3. "The police must be seen as either incompetent or as incapable of solving a certain type of complex crime

The brother-in-law gets all his major leads from a single baker with no official training so...I'd call that pretty incompetent. Honestly, he gets all his leads from her, and shares information with her, even after he knows that she goes off and does investigations on her own in dumb ways. The police element in this book is absurd. 

4. "The reader must be given all the information or 'clues' to be able to solve the crime"

 Yeah, I think I had them all, but I couldn't get the proper angle and Hannah was privy to a bit more personal knowledge of a particular item than I was. While I didn't nail down everything, I do think that the potential to reach the conclusion was present. 

5. "The detective must explain who the criminal is and the motive, means, and opportunity by the conclusion of the story" 

Yes, this definitely happened. We got it all wrapped up with a nice little bow. 

All of the above rules are listed in The Longman Anthology of Detective Fiction (Mansfield-Kelly & Marchino 25); there will be a full citation at the end of the post since I quoted from it. 

So, this is a legitimate amateur detective story. This one is the best of the three that I have read this year, thus far. It isn't realistic by any means, and how everyone in this town doesn't have cavities from how much Hannah bribes them with sweets, I will never know. Maybe the dentist is just really good at his job, unlike the police officers. Hannah manages to dig up a lot of personal information about all kinds of people in town, using just her pleasant demeanor and baked sugar. You would think it would be a bit harder than that, right? Guess not. Speaking of sugar, this book also has recipes throughout it that match whatever Hannah bakes. If you're into baking and mysteries, this aspect will probably be pretty thrilling. I didn't try out any of the recipes myself, and I have to eat gluten-free anyway. The recipes aren't adapted to that dietary need so even if I had tried them, they wouldn't be exactly to book specification. 

I honestly just wanted a mystery that wasn't predictable and where the character didn't completely annoy me. I liked Hannah. Even if she isn't always bright with her decisions, she means well and is a nice person. I couldn't predict the outcome, so I'm happy to overlook the lack of realism. My bar is a bit low this year so far, if you couldn't tell.

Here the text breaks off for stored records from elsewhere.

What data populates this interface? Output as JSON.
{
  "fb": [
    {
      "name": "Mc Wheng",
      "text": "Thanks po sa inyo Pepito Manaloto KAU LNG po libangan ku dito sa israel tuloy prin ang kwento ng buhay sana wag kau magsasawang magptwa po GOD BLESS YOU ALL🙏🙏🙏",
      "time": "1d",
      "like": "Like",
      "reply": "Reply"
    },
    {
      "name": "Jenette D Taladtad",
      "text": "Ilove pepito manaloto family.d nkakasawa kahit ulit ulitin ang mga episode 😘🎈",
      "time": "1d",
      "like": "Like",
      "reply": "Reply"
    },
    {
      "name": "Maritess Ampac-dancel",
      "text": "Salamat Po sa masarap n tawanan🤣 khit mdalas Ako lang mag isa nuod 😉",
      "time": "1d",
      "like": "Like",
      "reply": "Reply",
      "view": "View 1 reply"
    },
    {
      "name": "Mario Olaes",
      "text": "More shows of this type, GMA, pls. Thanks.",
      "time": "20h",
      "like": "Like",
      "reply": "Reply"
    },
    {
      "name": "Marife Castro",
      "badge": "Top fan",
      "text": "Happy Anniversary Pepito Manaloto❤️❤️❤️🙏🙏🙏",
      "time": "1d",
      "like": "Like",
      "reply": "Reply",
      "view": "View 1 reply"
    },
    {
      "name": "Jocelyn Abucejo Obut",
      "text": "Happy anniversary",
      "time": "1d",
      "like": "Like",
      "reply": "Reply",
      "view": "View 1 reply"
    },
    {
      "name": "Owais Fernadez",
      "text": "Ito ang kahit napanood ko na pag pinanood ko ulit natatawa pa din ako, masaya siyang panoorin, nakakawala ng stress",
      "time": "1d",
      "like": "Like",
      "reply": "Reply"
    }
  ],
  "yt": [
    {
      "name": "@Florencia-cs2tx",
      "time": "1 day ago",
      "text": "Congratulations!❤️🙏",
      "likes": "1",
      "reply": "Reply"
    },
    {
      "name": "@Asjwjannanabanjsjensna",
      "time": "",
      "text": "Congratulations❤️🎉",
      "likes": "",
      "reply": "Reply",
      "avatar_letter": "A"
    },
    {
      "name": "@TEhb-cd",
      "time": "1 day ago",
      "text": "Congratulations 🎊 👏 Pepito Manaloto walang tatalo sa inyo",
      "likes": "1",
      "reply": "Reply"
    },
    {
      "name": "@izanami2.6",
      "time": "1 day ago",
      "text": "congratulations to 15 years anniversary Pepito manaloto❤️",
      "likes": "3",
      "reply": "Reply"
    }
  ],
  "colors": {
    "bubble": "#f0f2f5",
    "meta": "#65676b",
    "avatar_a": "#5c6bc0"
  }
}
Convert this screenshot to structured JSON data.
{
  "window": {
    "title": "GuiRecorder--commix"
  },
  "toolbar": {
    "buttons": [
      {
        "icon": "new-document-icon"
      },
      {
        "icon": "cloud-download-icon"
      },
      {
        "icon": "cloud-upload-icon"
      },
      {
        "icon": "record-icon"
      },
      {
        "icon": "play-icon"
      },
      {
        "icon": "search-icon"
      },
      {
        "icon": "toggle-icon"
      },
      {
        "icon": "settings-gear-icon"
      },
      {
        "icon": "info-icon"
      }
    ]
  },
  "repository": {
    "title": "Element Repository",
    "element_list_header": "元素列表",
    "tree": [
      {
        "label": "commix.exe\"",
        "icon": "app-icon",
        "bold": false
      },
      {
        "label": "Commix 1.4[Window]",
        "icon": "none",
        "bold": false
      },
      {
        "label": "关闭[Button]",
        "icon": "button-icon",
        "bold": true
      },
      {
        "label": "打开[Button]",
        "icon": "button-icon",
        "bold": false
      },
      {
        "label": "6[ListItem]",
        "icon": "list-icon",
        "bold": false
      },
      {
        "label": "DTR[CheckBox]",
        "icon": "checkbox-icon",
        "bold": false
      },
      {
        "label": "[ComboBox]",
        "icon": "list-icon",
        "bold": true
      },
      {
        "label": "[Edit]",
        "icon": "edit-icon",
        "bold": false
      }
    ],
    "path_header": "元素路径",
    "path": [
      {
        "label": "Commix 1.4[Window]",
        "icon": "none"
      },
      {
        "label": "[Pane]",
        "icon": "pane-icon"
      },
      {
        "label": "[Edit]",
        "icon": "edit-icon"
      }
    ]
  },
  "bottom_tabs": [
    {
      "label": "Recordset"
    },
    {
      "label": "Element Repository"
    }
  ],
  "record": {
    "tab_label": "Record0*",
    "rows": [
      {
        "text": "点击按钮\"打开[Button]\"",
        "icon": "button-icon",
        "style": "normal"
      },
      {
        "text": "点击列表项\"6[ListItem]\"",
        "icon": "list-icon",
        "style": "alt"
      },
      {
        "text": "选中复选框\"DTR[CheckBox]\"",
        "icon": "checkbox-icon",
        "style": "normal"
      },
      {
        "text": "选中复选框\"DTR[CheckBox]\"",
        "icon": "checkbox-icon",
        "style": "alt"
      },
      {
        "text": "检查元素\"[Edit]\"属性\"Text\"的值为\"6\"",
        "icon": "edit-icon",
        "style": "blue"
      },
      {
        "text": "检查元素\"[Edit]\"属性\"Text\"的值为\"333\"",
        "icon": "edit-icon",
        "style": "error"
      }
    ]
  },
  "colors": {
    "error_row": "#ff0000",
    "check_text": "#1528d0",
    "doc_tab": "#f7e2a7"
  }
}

This book was actually turned into a Hallmark Mystery movie, so naturally its relatively wholesome, apart from the murder portion. Maybe eventually I'll look into watching it and see how it was adapted, just for kicks. 

Ultimately, I give A Chocolate Chip Cookie Murder a Lone Star rating of ✯✯✯ and a half. It was better than the last two amateur detective books I read, but still wasn't the best of all detective novels I have read by any means. It is light and fun, but not realistic. If you want realism, don't get this book. If you just want a nice light mystery read for a weekend, this can do the trick well enough. I might try reading more books in this series, but I'm not fully decided on if I will or not yet. I'm just considering it. I might just try to sample some other mystery series and see what's out there. I'm open to suggestions!   

This concludes another review here at The Real World According To Sam, where I bring the books straight to your screen and even provide my own two cents about them.

Works Cited

Mansfield-Kelley, Deane and Lois A. Marchino. The Longman Anthology of Detective Fiction. Pearson, 2005.